There are at least two errors concerning joy that one might weave into. There is the strong temptation to seek joy in all of the wrong places. There is also the perceived virtue of ignoring joy and gritting one's teeth and surviving life. In the first temptation expectation is placed on people, things and philosophies that cannot meet the demand for joy. The second temptation is driven more by a pride that is always suspicious of the smile.
Solomon, in Ecclesiastes, understood both temptations. He had looked for joy and withheld no good thing from himself. At his disposal were almost unlimited riches, the best food and drink, beautiful women, great power and awe-inspiring wisdom. He tried to suck all of the joy that he could from those and other things. His conclusion--they were all empty. He despaired of life.
He also points out the emptiness of not being able to enjoy one's life.

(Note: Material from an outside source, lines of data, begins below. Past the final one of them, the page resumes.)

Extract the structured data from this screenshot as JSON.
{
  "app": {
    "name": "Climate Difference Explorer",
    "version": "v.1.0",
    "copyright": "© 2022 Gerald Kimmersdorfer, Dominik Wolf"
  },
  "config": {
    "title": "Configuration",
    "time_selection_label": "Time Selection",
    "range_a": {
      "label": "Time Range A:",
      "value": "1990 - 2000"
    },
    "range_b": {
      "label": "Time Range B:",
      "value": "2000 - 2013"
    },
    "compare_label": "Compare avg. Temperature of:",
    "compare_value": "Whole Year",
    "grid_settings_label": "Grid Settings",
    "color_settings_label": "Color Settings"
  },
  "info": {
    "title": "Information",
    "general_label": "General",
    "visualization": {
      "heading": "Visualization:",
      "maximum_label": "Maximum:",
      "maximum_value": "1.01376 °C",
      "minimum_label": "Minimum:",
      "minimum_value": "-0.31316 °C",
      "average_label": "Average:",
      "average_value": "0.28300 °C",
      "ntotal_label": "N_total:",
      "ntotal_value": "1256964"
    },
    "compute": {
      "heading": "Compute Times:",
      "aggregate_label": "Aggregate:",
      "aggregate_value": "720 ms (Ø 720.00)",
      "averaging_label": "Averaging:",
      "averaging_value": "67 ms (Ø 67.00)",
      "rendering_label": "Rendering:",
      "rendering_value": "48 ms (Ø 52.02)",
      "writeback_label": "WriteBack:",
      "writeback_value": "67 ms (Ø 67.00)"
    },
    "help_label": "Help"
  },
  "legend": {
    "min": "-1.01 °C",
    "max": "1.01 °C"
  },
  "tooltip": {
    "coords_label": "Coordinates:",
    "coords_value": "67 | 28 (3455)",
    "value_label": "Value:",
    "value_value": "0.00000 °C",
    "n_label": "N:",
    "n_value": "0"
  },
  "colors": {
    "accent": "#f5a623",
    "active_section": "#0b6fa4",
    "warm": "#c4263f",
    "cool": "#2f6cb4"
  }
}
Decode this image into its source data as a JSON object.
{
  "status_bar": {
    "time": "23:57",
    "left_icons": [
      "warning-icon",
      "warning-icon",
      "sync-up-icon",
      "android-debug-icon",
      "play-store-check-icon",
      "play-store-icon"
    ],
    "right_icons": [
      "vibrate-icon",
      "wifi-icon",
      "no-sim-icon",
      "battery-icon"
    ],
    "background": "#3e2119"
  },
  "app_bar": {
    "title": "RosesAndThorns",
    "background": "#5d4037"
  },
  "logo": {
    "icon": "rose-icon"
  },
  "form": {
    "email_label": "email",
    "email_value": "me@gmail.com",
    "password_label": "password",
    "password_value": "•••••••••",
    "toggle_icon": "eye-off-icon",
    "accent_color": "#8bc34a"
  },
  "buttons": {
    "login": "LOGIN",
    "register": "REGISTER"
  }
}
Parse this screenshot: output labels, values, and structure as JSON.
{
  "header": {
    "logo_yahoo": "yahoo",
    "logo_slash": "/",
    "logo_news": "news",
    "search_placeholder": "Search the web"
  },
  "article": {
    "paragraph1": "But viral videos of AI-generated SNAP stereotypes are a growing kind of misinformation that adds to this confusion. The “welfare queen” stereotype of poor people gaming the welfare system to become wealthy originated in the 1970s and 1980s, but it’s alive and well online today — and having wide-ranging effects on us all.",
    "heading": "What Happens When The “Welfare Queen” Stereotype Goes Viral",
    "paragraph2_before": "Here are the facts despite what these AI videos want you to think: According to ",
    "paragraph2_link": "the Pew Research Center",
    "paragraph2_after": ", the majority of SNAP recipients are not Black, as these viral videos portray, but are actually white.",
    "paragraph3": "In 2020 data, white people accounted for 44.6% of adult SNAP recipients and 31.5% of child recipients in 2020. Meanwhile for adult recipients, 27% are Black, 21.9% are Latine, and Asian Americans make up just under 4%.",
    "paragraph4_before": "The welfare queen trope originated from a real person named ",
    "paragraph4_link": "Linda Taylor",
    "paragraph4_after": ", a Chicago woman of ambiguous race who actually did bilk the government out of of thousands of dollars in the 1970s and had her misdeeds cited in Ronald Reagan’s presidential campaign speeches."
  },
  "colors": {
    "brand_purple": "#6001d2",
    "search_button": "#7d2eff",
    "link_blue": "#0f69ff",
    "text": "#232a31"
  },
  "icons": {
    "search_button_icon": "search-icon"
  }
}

He called this "a grievous evil" (6:1-3).
At the end of the day Solomon commends joy. This joy is characterized by a merry heart and a radiant countenance.
...A man's wisdom makes his face shine, and the hardness of his face is changed (8:1).
And I commend joy for man has nothing better under the sun but to eat and drink and be joyful, for this will go with him in his toil through the days of his life that God has given him under the sun (15).
Those who look to him (the LORD) are radiant and their faces shall never be ashamed (Psalm 34:5).
Joy is a strong witness to our faith in God. It tells the world that God is great and that He is good. It says that God is not a cosmic killjoy but that he delights to give good gifts to his children (Romans 8:32).
Solomon commands joy. This sounds strange to us. We tend to think of joy as a spontaneous physical reaction to good circumstances. If the children obey the first time then we are joyful. If nothing breaks, no one interrupts our carefully thought out schedule and pleasant experiences walk through our front door then we are joyful. Joy, however, is not based on circumstances (see Philippians chapter four).
Yes, Solomon not only commends but he also commands joy.
Go eat your bread with joy, and drink your wine with a merry heart, for God has already approved what you do. let your garments be always white. Let not oil be lacking on your head. Enjoy life with the wife whom you love, all the days of your vain life that he has given you under the sun, because this is your portion in life and in your toil at which you toil under the sun (Ecclesiastes 9:1-10).
Joy is commended and commanded and testifies to our faith. The joyful heart, the radiant face, the cheerful countenance commends the one who has given us all things to enjoy (I Timothy 6:17).
I am suspicious of the raging fundamentalist who seems afraid of joy. He is always reminding others of rules, laws and regulations which, he imagines, will help them to obey God's law. I am also suspicious of the floating antinomian who, like a helium filled balloon, simply flies in the wind and hopes to find real joy in a "no-strings-attached" freedom.
I am not concerned that I might have too much joy. My fear is that I am not joyful enough or that I will look for joy in all the wrong places. When one is joyful in the Lord then he can eat, drink and enjoy his wife to the glory of God.
Do you want to commend the goodness of God and be a powerful witness of Christ? Rejoice! C.S. Lewis wrote, ...no one is ultimately able to 'suppress' an author who is 'obstinately pleasurable.' (Alister McGrath on C.S. Lewis).
Will anyone ultimately be able to suppress a Christian who is obstinately pleasurable? You will never know unless you hear the commendation and obey the command to rejoice in the Lord.